Release:2019, Vol. 3. №1
About the author:Olga V. Vasilieva, Leading Specialist, Analytical Department, Center for Sociological Research “Monitoring Public Opinion” (Krasnoyarsk, Russian Federation); firstname.lastname@example.org

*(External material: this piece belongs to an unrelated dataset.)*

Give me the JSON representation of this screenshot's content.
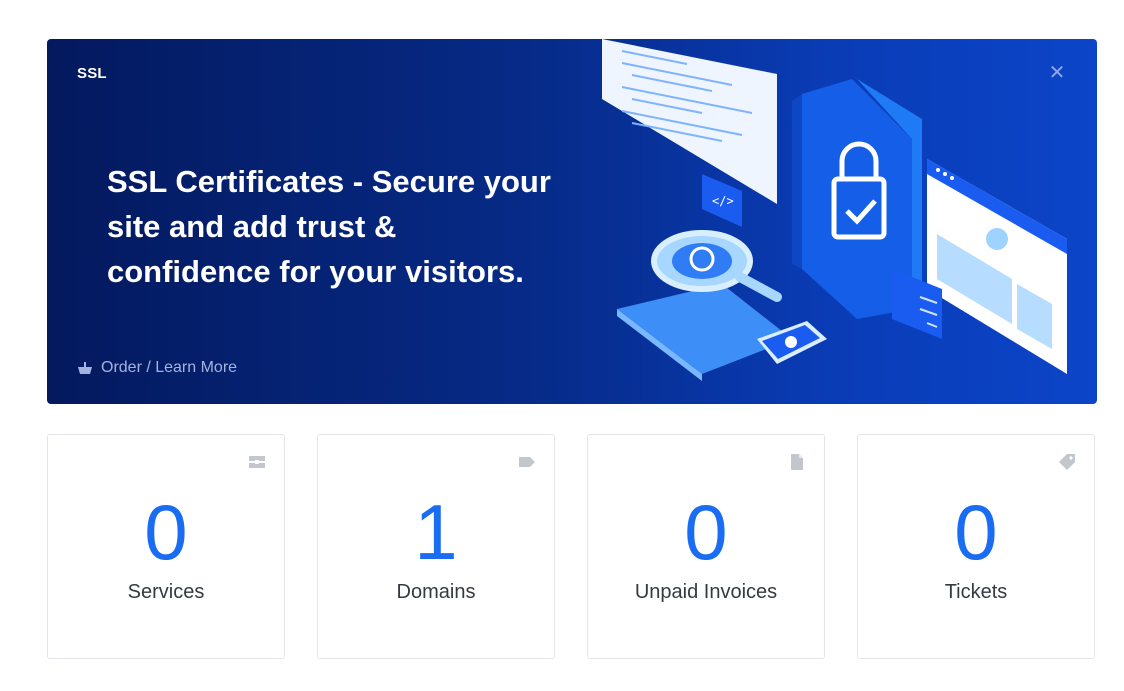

This article presents a complex sociological measurement of social mood, taking into account its static-dynamic traits and rational-emotional aspects. The author proves that the sociological evaluation of social mood is a measurement of happiness. The sociological tools proposed for the comprehensive measurement of happiness embrace the achievements of contemporary social sciences and humanities. In addition, the author substantiates the demand for simultaneous consideration of the totality of the components of social mood that are invariant for most studies. Being a static characteristic of social mood, social general state (subjective well-being, life satisfaction) is measured, and an orientation towards value experiences is estimated as a dynamic characteristic. Social mood is considered the most integral of the phenomena that describe not only the quality of life of social actors, but also their position in society from the point of view of their potential. On the example of a particular socio-demographic group (the adult population of Krasnoyarsk), this article reports the author’s experience of a comprehensive study of social mood. The proposed measuring tools claim to be integrative in measuring social mood and enable examining this phenomenon from several points of view at the same time, including such aspects as optimism and pessimism, degree of relevance and level of satisfaction of basic needs, as well as the system of value orientations and personal merits of the respondents. In this regard, it seems imperative to create a matrix of social mood, representing it in the unity of its two elements, three levels, seven layers and twelve qualities, respectively. Based on the identification of each of these elements, levels, layers, and qualities of social mood in a social mood of the social actor, the author finds it possible to build a complex matrix of happiness for a given actor.